  6. Look! A shiny object: I’ve been reading the surge of coverage over Google Adding Opt Out capabilities to Chrome, and making opt-out capabilities available to others. Much of the discussion has been about balancing user privacy against faceless marketing organizations’ ‘right’ to serve you. As I write this, I just ran across a news site that had 17 cookies, JavaScript, iFrame, Flash cookies, 14 ghost tags, pixels, and beacons from companies I want nothing to do with. A lot of web sites treat your browser like a public toilet without your knowledge, dumping what they can on your machine, attaching to every session they can scrabble into. I really like the FCC’s position, asking for a “Do Not Track” mechanism, which is great. What bugs me is that the discussion has devolved into how to deal with cookies. Google’s response about “technical challenges with opt-outs” is all about cookies and nothing about any of the other tracking mechanisms. Sure, I know, I am not supposed to bash Google because they offer this functionality on a voluntary basis. And they won’t be evil, right? But throwing up dire concerns about ‘state’ is FUD, IMO, as very few users care about state.

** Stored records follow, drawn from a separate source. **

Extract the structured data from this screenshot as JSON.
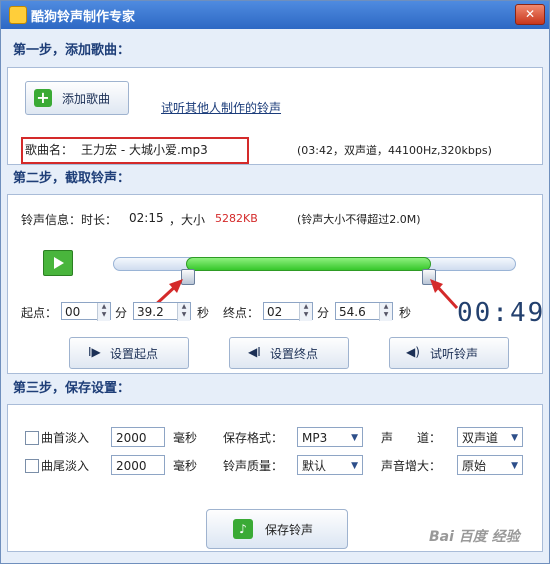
{
  "window": {
    "title": "酷狗铃声制作专家",
    "close_glyph": "✕"
  },
  "step1": {
    "header": "第一步，添加歌曲：",
    "add_song_label": "添加歌曲",
    "add_song_glyph": "+",
    "listen_link": "试听其他人制作的铃声",
    "song_prefix": "歌曲名：",
    "song_name": "王力宏 - 大城小爱.mp3",
    "song_info": "(03:42，双声道，44100Hz,320kbps)"
  },
  "step2": {
    "header": "第二步，截取铃声：",
    "info_prefix": "铃声信息：时长：",
    "duration": "02:15",
    "size_label": "，大小",
    "size_value": "5282KB",
    "limit_note": "(铃声大小不得超过2.0M)",
    "selection": {
      "start_fraction": 0.18,
      "end_fraction": 0.785
    },
    "start_label": "起点：",
    "start_min": "00",
    "min_unit": "分",
    "start_sec": "39.2",
    "sec_unit": "秒",
    "end_label": "终点：",
    "end_min": "02",
    "end_sec": "54.6",
    "timer": "00:49",
    "set_start_label": "设置起点",
    "set_end_label": "设置终点",
    "preview_label": "试听铃声",
    "set_start_glyph": "I▶",
    "set_end_glyph": "◀I",
    "preview_glyph": "◀)"
  },
  "step3": {
    "header": "第三步，保存设置：",
    "fade_in_label": "曲首淡入",
    "fade_in_value": "2000",
    "fade_out_label": "曲尾淡入",
    "fade_out_value": "2000",
    "ms_unit": "毫秒",
    "format_label": "保存格式：",
    "format_value": "MP3",
    "quality_label": "铃声质量：",
    "quality_value": "默认",
    "channel_label": "声　　道：",
    "channel_value": "双声道",
    "volume_label": "声音增大：",
    "volume_value": "原始",
    "save_label": "保存铃声",
    "save_glyph": "♪"
  },
  "watermark": "Bai 百度 经验",
  "colors": {
    "accent": "#2d68c4",
    "progress": "#36c72a",
    "highlight": "#d42a2a"
  }
}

Most users are worried about privacy, and few are even aware of the extent to which their personal information is being used. “Do Not Track” is likely to become “No Cookies”, with marketers publicly pretending that they care about privacy while they quietly move to non-cookie tracking. – AL